The outlines of the coming immigration debate have been set but now lawmakers must hunker down and write legislation. And that process could be a long one.
There may not be any legislative movement on any of the ideas presented this week until March, the deadline that the eight senators who signed onto the immigration reform principles Monday have set for themselves to deliver a bill. Obama pledged in his speech Tuesday that he wouldn’t send legislative language to the Hill unless Congress fails to move in a timely fashion.
And while Patrick Leahy has already scheduled a hearing on immigration reform for Feb. 13, the day after Obama’s planned State of the Union address, the Senate Judiciary Committee chairman is insisting that any legislation proceed through normal order, and that means through his panel.
“Chairman Leahy has agreed that we're going to mark up an immigration bill,” said Sen. Chuck Schumer, D-N.Y., one of the members of the bipartisan Senate gang.
Other work on immigration is happening on the sidelines too – in part as insurance against the potential failure of comprehensive reform.
Another influential, bipartisan group of lawmakers – 10 this time – introduced legislation today on a more narrow issue -- increasing visas for highly skilled workers. That crew is using the bill as a marker, defining the kinds of high-skilled immigration reforms they want to see in a comprehensive package and creating a placeholder bill should the larger reform talks fall apart.
It was no accident that the 10 co-sponsors of the visa reform bill included GOP Sen. Marco Rubio, a member of the Gang of Eight, as well as five members of the Senate Judiciary Committee.
Rubio put it this way on the Senate floor today: "This bill is not in competition with any other effort. It complements it. In fact, it’s an indispensable part of it."
Allowing more highly educated immigrants to stay in the country has always had broad, bipartisan support and gives both Democrats and Republicans a reason to support a comprehensive bill that includes other provisions each side finds tougher to swallow. As one Democratic tech industry vet put it, “You need the sweetener of some of this tech stuff to get the votes to pass this other comprehensive stuff.”
But should the comprehensive reform fail – yet again – the tech community, which benefits most from the proposal, will be ready with a bill that could give everyone a quick, painless political win.
A group in the House is also working behind closed doors on legislation, but they won’t unveil plans while the chamber is out this week. They are not even sure yet whether they’ll offer legislative language or just principles, according to a congressional staffer who is not authorized to speak on the record about the negotiations.
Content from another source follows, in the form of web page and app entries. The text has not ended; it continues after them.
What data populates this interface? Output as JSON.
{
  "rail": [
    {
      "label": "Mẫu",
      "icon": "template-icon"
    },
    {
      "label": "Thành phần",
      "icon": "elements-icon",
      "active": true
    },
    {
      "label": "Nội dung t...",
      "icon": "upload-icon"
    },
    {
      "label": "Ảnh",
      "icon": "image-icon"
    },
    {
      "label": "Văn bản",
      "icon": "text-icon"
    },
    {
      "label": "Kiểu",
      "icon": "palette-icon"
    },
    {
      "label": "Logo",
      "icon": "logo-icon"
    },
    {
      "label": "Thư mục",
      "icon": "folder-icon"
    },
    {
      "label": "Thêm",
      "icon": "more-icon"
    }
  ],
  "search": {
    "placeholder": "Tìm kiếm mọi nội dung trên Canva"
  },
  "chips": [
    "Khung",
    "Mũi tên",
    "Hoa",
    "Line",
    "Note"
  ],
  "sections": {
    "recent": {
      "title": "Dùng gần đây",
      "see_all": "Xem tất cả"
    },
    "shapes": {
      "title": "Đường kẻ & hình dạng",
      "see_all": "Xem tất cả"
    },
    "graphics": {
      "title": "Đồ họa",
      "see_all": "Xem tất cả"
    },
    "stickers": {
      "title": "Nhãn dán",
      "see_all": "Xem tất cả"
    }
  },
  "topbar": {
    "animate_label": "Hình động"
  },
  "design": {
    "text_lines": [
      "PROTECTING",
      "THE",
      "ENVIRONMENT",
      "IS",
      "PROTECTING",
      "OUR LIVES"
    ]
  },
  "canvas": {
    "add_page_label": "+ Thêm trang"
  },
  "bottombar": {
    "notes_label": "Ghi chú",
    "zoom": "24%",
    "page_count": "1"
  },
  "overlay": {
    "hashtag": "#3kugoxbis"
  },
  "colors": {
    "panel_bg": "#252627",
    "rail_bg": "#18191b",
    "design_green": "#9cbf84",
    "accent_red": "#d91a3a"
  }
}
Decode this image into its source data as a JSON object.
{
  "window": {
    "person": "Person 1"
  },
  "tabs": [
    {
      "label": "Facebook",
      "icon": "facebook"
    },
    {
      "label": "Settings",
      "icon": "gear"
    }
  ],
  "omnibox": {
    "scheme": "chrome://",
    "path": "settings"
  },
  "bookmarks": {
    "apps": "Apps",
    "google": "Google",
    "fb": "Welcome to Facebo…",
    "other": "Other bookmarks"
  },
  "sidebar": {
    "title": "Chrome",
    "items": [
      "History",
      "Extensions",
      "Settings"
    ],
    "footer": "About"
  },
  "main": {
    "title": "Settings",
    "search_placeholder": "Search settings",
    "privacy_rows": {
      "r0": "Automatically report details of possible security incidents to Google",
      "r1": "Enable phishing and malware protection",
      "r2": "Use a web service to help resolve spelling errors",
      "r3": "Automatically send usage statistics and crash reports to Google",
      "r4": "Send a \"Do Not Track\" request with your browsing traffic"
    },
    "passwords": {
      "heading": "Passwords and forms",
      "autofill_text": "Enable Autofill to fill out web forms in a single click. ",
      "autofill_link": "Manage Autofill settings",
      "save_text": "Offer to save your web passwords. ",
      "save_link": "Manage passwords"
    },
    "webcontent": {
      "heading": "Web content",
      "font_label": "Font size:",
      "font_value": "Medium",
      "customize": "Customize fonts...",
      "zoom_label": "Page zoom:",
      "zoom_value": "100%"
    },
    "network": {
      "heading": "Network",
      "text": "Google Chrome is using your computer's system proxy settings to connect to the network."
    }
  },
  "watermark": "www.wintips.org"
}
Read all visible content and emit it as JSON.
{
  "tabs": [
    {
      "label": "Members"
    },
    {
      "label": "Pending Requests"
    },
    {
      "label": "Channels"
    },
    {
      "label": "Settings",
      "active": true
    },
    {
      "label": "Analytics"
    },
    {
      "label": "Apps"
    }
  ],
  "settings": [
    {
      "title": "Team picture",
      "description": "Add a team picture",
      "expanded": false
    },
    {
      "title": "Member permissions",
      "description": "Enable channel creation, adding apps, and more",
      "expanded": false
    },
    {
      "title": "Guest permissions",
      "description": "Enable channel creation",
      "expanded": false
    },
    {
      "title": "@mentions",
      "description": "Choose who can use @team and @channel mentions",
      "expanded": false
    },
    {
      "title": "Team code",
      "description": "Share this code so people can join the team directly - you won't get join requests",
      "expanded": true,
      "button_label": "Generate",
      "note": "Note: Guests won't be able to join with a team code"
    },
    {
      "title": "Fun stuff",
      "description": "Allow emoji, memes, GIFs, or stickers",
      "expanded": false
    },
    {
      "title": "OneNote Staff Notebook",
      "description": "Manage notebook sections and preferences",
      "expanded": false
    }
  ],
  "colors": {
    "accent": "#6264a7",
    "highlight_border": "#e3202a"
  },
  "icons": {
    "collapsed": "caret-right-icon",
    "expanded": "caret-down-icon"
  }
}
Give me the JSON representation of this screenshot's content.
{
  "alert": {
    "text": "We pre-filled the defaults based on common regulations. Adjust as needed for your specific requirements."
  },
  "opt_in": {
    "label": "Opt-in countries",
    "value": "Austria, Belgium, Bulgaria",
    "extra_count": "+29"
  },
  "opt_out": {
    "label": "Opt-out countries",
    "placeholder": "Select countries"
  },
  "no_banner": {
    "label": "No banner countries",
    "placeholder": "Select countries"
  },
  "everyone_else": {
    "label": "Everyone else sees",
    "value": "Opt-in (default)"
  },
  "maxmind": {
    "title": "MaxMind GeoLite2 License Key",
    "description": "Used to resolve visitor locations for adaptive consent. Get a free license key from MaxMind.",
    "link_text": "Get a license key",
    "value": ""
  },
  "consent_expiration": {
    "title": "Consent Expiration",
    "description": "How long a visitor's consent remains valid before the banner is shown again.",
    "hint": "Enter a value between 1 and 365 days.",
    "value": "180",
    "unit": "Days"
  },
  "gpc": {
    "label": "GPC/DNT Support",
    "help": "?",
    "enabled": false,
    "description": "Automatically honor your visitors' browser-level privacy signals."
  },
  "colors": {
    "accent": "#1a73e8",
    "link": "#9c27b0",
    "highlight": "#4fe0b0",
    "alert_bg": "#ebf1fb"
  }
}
The House plan, though, is expected to contain the same core elements as proposals offered by the Senate group and the president, including an employment verification system, border security, a path to legalization, and reform to the legal immigration system. Plus, it will be an attempt at comprehensive reform – setting up a sure fight within the GOP between lawmakers backing an overhaul and those preferring a piecemeal approach.